by Jen Ostler
Did you know that reindeer are not native to Alaska? Noted explorer and Presbyterian missionary Dr. Sheldon Jackson, with the aid of the United States Government, brought reindeer and several Laplander families (as educators) to the Seward Peninsula in 1892 to assist in what was assumed to be a starvation epidemic among St Lawrence Island Eskimo in the area. Jackson’s program eventually evolved into herds maintained by Eskimo, Laplanders, and white people. The deer were desired for meat and use as draft animals, and became as valuable as gold to many.
And further, did you know that reindeer are also the same species as caribou? Caribou are taller and leaner and built to migrate over great distances. Reindeer are shorter, and built to stay close to home and be meat and draft animals. Female reindeer have larger antlers than female caribou, and reindeer also have their calves earlier in the season than caribou do.
There is so much to learn about reindeer and their impact upon Alaska history and culture, and below are a few of Fairbanks’ best places to visit reindeer and their keepers. Plus, spring is calving season, and that means there are lots of sweet baby reindeer to see.

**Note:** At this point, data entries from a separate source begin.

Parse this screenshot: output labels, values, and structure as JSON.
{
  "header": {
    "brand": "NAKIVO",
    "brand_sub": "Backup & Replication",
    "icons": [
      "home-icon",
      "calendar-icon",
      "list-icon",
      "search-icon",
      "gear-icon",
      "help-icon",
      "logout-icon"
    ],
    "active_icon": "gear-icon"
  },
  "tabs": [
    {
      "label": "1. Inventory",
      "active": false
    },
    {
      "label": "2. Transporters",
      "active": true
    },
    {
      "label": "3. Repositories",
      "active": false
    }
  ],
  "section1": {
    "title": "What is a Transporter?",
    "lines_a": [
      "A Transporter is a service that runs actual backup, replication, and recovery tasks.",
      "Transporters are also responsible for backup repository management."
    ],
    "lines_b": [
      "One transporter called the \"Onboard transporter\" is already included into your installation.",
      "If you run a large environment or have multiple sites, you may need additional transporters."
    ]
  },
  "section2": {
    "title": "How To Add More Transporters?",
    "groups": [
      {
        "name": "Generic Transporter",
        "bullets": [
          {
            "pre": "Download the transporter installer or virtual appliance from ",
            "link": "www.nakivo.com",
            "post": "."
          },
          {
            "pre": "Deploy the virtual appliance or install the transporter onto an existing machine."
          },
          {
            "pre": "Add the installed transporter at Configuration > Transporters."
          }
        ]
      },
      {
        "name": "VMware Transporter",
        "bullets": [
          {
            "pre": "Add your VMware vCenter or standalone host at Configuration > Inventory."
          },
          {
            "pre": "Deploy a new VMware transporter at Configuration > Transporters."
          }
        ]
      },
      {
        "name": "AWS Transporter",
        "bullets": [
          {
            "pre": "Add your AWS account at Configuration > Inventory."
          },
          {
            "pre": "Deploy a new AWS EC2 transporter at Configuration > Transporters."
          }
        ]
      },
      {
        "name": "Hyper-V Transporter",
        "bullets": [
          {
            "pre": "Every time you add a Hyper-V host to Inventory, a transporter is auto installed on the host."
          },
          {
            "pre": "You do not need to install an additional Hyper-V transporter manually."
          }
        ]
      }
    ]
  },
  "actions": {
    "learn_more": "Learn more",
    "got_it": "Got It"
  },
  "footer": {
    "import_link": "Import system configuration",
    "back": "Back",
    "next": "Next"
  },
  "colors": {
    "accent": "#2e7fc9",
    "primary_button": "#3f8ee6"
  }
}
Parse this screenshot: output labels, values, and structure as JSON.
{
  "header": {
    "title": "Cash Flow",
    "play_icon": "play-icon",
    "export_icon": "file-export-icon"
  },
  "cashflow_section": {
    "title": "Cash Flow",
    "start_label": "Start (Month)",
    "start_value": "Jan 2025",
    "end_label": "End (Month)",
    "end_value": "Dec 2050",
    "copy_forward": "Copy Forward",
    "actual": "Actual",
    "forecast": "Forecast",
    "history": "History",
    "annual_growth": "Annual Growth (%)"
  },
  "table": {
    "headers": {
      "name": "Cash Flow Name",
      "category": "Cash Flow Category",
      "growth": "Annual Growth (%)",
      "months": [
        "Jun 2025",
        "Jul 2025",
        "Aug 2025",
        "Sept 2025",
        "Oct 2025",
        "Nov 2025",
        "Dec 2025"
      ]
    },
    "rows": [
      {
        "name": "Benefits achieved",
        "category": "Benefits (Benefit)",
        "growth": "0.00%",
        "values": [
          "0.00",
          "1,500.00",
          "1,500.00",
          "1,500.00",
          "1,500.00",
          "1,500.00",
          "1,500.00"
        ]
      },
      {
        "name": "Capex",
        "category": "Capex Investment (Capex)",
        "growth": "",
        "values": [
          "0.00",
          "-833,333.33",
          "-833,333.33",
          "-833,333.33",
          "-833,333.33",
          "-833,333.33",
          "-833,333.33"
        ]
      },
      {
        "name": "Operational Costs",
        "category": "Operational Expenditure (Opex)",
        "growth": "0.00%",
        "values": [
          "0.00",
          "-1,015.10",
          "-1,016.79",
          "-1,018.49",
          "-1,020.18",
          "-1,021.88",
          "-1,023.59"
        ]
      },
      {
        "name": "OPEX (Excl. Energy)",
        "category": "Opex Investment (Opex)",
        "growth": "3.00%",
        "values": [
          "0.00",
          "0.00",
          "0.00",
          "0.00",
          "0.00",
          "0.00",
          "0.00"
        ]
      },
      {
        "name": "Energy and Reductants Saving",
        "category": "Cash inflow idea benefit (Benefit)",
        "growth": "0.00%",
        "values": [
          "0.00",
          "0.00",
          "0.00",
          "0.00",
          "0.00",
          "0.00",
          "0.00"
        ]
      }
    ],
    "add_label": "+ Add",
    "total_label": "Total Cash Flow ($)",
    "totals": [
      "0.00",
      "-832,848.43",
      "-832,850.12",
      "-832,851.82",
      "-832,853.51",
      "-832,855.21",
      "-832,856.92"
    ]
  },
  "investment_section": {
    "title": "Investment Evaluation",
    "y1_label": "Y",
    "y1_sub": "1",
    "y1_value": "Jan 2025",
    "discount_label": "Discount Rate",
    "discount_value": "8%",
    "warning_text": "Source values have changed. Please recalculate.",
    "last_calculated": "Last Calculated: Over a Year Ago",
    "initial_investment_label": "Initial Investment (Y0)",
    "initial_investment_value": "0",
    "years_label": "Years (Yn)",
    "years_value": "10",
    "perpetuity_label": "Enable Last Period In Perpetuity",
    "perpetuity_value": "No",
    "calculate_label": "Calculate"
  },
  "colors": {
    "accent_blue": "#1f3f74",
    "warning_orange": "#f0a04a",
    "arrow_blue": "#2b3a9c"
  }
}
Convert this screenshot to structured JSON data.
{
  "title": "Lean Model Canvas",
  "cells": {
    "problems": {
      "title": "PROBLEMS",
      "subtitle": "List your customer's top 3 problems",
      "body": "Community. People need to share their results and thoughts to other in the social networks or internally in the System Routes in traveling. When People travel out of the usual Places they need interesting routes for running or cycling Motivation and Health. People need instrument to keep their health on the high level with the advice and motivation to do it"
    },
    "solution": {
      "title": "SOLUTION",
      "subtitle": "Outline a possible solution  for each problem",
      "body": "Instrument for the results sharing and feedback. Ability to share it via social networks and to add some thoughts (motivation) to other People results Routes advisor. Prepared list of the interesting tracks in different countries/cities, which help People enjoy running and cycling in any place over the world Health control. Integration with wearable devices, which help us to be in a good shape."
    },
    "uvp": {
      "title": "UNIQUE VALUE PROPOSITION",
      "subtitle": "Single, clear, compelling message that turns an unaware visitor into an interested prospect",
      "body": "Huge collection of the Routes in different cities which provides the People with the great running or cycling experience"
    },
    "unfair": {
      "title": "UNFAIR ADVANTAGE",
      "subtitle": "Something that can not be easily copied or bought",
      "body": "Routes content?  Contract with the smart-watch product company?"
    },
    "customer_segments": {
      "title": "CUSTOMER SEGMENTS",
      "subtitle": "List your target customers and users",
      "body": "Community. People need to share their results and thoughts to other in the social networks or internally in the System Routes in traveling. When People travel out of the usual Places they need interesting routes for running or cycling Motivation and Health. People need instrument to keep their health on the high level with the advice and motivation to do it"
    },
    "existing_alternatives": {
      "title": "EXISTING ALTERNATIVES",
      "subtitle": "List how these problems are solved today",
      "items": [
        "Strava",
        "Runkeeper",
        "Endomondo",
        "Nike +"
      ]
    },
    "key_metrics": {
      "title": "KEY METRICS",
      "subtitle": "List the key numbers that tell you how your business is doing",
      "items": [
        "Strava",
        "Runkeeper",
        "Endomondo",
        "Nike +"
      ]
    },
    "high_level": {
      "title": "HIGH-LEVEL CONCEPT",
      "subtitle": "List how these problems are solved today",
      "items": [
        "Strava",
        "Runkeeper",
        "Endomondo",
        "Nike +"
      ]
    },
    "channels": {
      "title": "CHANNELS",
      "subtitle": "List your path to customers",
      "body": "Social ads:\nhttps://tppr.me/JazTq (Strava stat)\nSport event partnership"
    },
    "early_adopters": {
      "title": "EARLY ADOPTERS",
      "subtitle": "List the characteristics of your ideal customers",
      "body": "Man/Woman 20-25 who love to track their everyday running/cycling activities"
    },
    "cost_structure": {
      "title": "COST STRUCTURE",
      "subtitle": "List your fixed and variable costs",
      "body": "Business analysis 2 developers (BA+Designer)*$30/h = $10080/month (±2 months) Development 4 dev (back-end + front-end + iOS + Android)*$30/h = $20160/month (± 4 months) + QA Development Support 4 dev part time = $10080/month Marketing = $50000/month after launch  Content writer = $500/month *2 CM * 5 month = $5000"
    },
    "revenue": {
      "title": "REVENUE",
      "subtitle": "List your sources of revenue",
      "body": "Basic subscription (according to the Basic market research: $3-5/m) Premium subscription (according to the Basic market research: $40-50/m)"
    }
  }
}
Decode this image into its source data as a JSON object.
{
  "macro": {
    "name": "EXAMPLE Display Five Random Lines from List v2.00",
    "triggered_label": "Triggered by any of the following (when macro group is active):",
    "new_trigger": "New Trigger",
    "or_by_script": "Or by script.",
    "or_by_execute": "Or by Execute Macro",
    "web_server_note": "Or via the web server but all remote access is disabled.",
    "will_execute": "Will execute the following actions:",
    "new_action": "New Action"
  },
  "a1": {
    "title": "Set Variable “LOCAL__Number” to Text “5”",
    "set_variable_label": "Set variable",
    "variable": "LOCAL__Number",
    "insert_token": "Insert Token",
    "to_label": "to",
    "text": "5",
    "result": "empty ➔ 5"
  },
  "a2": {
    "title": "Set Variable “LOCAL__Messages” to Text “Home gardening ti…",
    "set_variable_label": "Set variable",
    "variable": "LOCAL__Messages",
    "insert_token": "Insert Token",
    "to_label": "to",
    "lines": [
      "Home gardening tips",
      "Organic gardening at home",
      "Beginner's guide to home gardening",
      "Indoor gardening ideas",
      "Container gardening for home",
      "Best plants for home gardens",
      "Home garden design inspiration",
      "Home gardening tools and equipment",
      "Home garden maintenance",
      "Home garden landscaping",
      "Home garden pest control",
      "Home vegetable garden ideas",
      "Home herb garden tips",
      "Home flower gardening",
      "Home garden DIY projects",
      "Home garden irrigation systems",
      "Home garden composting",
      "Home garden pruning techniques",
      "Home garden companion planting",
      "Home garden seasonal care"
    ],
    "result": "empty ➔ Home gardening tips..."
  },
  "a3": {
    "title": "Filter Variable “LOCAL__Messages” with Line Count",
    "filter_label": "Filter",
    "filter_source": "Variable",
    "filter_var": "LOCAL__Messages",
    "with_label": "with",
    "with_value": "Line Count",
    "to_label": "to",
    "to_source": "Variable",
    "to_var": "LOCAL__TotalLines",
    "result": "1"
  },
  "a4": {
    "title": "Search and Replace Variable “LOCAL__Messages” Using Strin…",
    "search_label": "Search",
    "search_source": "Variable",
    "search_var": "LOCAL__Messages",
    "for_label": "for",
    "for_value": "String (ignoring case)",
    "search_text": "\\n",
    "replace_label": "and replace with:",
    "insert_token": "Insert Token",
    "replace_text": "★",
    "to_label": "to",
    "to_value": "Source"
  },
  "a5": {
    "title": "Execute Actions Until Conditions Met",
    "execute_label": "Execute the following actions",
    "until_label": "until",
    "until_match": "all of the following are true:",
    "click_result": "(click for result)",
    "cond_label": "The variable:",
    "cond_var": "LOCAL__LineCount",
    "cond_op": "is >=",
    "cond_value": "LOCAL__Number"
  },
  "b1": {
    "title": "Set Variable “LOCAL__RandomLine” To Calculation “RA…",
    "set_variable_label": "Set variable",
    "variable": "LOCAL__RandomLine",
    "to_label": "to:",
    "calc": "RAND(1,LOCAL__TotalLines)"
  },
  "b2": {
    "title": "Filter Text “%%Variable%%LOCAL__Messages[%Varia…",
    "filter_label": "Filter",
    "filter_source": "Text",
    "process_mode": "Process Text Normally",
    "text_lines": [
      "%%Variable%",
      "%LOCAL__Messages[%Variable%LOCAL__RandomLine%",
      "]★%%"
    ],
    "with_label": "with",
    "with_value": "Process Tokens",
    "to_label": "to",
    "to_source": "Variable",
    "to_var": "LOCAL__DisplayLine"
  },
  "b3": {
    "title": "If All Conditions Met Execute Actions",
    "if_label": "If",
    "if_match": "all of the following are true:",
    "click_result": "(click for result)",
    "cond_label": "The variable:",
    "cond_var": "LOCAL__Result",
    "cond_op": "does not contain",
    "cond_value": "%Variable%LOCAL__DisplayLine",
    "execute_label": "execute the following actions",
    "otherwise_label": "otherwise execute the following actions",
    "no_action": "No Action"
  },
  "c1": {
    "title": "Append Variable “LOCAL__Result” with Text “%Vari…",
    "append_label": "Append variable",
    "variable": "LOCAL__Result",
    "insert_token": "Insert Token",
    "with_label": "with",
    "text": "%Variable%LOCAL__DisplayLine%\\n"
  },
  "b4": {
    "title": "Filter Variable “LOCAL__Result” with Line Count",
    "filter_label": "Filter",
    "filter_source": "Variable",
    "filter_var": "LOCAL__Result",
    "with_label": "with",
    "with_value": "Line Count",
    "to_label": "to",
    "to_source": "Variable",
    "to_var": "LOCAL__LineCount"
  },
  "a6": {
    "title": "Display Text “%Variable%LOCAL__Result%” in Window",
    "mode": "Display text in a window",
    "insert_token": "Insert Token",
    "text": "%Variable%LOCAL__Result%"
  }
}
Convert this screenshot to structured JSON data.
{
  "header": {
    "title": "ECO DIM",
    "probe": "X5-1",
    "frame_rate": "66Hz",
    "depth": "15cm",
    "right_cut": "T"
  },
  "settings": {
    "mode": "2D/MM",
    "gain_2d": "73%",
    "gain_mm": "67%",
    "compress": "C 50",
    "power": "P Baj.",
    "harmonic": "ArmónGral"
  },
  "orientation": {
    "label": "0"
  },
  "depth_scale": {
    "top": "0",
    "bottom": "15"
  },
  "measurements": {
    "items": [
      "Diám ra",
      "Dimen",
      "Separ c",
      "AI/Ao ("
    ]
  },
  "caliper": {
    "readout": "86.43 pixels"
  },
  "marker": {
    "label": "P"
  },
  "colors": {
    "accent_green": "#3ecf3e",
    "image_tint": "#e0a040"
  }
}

Running Reindeer Ranch is Fairbanks’ premier reindeer destination. Owner Jane Atkinson is passionate about teaching her visitors about reindeer behavior and history, but the best part about a tour with Jane is that you get up close and personal with her reindeer friends (and they truly are her friends). During my visit, our group wandered along the hillside above Jane’s home, with everyone taking turns leading a reindeer in harness and taking lots of photos. It was a nice stroll, with Jane continuing her fun and educational talk along the way, the group immersed into a herd of reindeer strolling along with us. At the end, we met in her home for homemade oatmeal cookies and hot drinks, while she passed around antlers and answered questions. She read a lovely children’s book about reindeer, and made us all feel at home.
This spring Running Reindeer Ranch welcomed two new calves, Peanut and Rocket, to the herd, and the calves will also be walking in tours. Book a tour for $55/adult and $35/child, and the adventure is definitely worth the hands-on opportunity.
Santa Claus House is where Santa’s reindeer can be visited for free almost any day of the week. They live right next door to Santa’s home and often can be seen playing with a giant bouncy ball and interacting with their handlers. This year, Santa is offering an exciting new attraction called “Antler Academy”, allowing families to feed, pet and interact with the reindeer and learn more about them. The attraction will begin June 1st and will be open Monday through Friday until September 9th with a walk-in paid admission (though prices have not yet been finalized.) Check out Santa’s website and Facebook page to learn more.
Large Animal Research Station (LARS) is known for reindeer and their unique herd of musk oxen. Right now there are fresh new reindeer babies to be seen at this facility on Yankovich Road. LARS was founded in 1979 with a grant from the National Science Foundation as a facility to research musk oxen. Reindeer and caribou joined the facility in the 1980’s. Since the reindeer at LARS are a research herd, they stay separate from visitors, but a trip to LARS is fun and educational for families, with naturalist educators on site, and lots of props and pictures to help kids learn. Visitors are welcome at LARS during the summer season. They will be open June 8th through September 4th on Wednesdays from 9:30 a.m. to 7:30 p.m., and Thursdays through Sundays 9:30 a.m. to 4:30 p.m. Admission is $10 for adults, $9 for seniors (65+), and $6 for students.
Archipelago Farms is owned by George Aguiar, and named in honor of his ancestry in the Azores Islands, where his family has always been involved in raising animals for food production. George also works for the Reindeer Research Program located next to Georgeson Botanical Gardens at UAF, and is involved in research to solve what is now an agricultural problem in Alaska; food production. George’s number one priority is food production and the health of his reindeer, so he doesn’t allow visitors to his ranch. However, you can visit some members of his herd on the grounds of Riverboat Discovery. If you live in the Fairbanks area, you might have seen George at local events with one of his reindeer, most popularly dressed as Kristoff from the movie Frozen. His two favorite reindeer, Dave and Flea, come along too.
Why am I introducing you to George and his reindeer if you can’t visit them? Well, because George is available for private events! Wouldn’t your kid’s birthday party be perfect if a reindeer was there for photos and fun?
While it’s easy to find reindeer sausage to eat in Alaska from a sidewalk vendor or at a local café, it’s also important for kids to understand why reindeer are valuable to local history and culture. Take the time this summer to investigate these amazing animals.